ASSIGNMENT -> What is needed is a word-for-word copy of every record below, minus the pictures.

DATA SUPPLIED ->
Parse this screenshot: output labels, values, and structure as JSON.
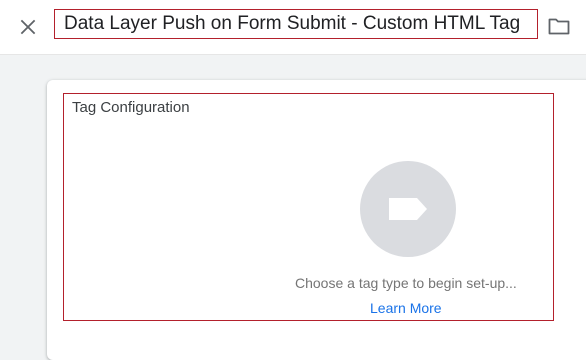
{
  "header": {
    "close_icon": "close-icon",
    "title": "Data Layer Push on Form Submit - Custom HTML Tag",
    "folder_icon": "folder-icon"
  },
  "tag_configuration": {
    "heading": "Tag Configuration",
    "tag_type_icon": "tag-icon",
    "hint": "Choose a tag type to begin set-up...",
    "learn_more": "Learn More"
  },
  "colors": {
    "highlight_border": "#b3202c",
    "link": "#1a73e8",
    "placeholder_circle": "#dadce0",
    "background": "#f1f3f4"
  }
}
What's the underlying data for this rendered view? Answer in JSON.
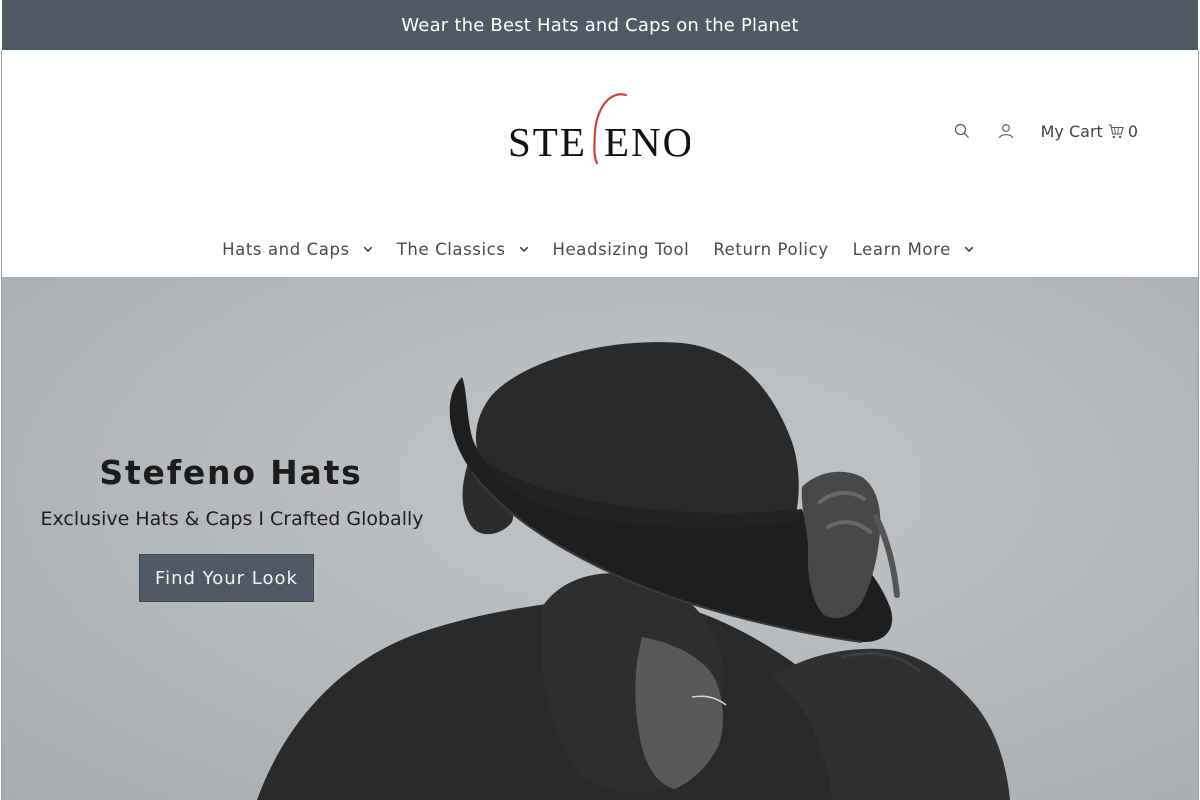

OUTPUT OF THE EXERCISE ->
Parse this screenshot: output labels, values, and structure as JSON.
{
  "header": {
    "close_icon": "close-icon",
    "title": "Data Layer Push on Form Submit - Custom HTML Tag",
    "folder_icon": "folder-icon"
  },
  "tag_configuration": {
    "heading": "Tag Configuration",
    "tag_type_icon": "tag-icon",
    "hint": "Choose a tag type to begin set-up...",
    "learn_more": "Learn More"
  },
  "colors": {
    "highlight_border": "#b3202c",
    "link": "#1a73e8",
    "placeholder_circle": "#dadce0",
    "background": "#f1f3f4"
  }
}
What's the underlying data for this rendered view? Answer in JSON.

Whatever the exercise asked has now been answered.